    softrock --si570 --qi --samplerate 96000

Make sure that you use two -- hypen characters, or you will get errors. If you typed this correctly, you should see the following:



If this is what you got, so far so good. One other important point that I shoulds stress is that in order to use 96000 or 192000 sample rtes, you will need to configure pulse audio by editing the /etc/pulse/daemon.conf file. Open the file and search for a line in the code that looks like the following:



Your code may show the line:

    default-sample-rate = 48000

Make sure you change this to the sample rate that your sound card supports. Mine was 96000. Save the file when you complete the edit. You may need to restart the computer for the change to take affect.

The next step is to launch the dspserver. dspserver also has a number of command line arguments:


    dspserver --lo 0|9000|12000|... --share 

The LO offset can be set by the --lo argument. For fixed crystal Softrocks and DDC rigs, use --lo 0. For si570 controlled Softrocks, like the Ensemble II, the usual offset should be set with --lo 9000. Of course, you can set other offset values depending on your rig.


You need to launch the dspserver for the first time so that dspserver.conf file is created. dspserver now has the ability to "register" it's status in a web database. This data will be used by QtRadio in the future to assist selecting dspservers. Another advantage is dspserver will no longer need any form of dyndns service as the current IP for the dspserver is registered at the same time. I still use my dyndns service because I have other applications that require it. You can view the current registered dspservers: or in map format at:


To use this feature, start dspserver with the "--share" option. This will look for dspserver.conf for settings. If no dsdpserver.conf file is found one will be created on startup and is ready for editing. Editing notes are included in the conf file. My dspserver.conf looks like the following:

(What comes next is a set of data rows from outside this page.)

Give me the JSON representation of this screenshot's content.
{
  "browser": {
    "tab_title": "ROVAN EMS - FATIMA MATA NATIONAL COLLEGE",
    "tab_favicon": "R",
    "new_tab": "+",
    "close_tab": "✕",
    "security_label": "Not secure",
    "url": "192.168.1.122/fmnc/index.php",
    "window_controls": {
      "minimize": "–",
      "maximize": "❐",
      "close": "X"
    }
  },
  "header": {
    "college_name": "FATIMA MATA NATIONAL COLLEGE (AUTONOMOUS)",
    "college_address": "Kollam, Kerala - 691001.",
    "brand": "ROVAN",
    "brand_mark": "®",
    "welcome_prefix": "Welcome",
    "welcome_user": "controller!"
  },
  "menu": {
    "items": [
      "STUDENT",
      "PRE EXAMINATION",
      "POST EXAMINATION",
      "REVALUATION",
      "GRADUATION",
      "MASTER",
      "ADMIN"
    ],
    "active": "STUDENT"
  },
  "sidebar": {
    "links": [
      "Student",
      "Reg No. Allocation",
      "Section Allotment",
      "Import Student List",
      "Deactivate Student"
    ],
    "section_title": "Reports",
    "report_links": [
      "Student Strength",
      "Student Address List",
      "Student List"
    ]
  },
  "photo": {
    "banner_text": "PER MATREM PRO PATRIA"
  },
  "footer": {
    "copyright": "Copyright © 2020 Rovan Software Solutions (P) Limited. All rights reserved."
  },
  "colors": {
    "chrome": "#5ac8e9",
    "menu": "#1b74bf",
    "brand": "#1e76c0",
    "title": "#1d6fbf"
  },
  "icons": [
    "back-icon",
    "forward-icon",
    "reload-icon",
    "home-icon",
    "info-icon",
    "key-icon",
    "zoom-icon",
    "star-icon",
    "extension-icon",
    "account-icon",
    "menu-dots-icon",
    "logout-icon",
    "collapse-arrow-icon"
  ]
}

You will need to restart the dspserver for changes in the dspserver.conf file to take affect.


When I open a Terminal window and type:

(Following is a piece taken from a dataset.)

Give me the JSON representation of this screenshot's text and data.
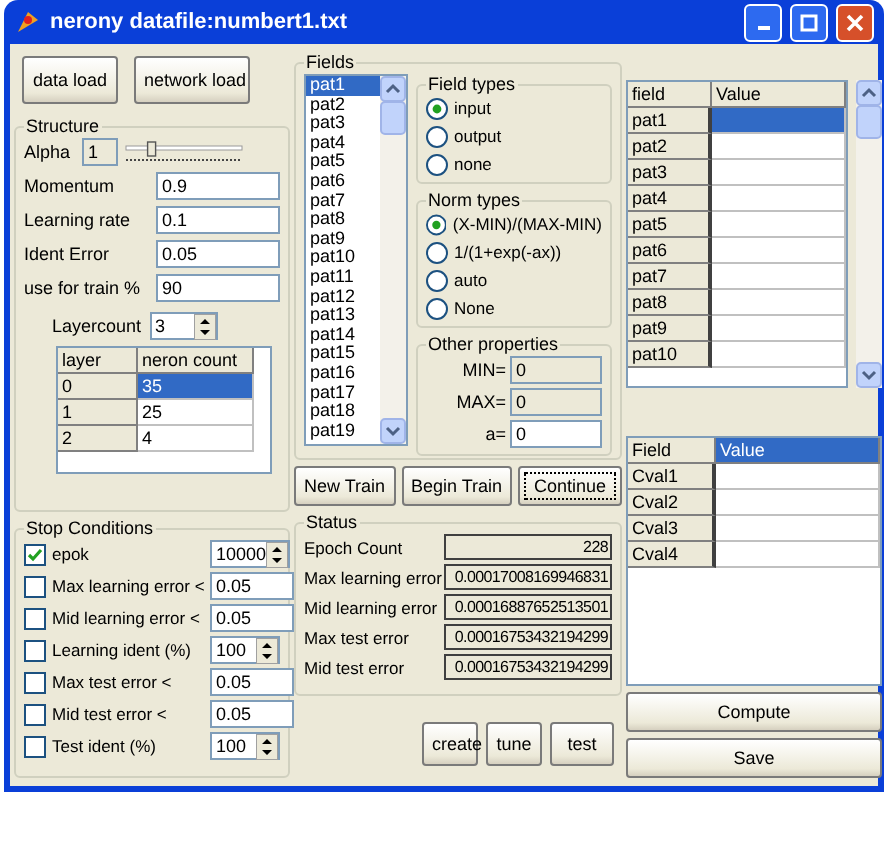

    dspserver --lo 9000 --share

I see the following:



If you have followed these steps to this point, and have launched the Softrock server and dspserver, then your Softrock should now be on the air. You can verify that it is operational by opening QtRadio. You will need to select Receiver ==> Configure. In the following window, enter the local IP address of your Softrock server in the "Host:" window.



Hit close when you are done. Then go to Receiver ==> Connect to connect to your server locally. If you begin hearing your Softrock and can control it with QtRadio, congratulations! You have successfully installed the necessary elements. If not, go back through the steps and make sure that you did not miss anything.


If you still have problems, please let me know. Drop me an email at:

Good Luck!


Back to top of page

© 2022, Jonathan Tucker N8MDP. All Rights Reserved. Powered by cPanel.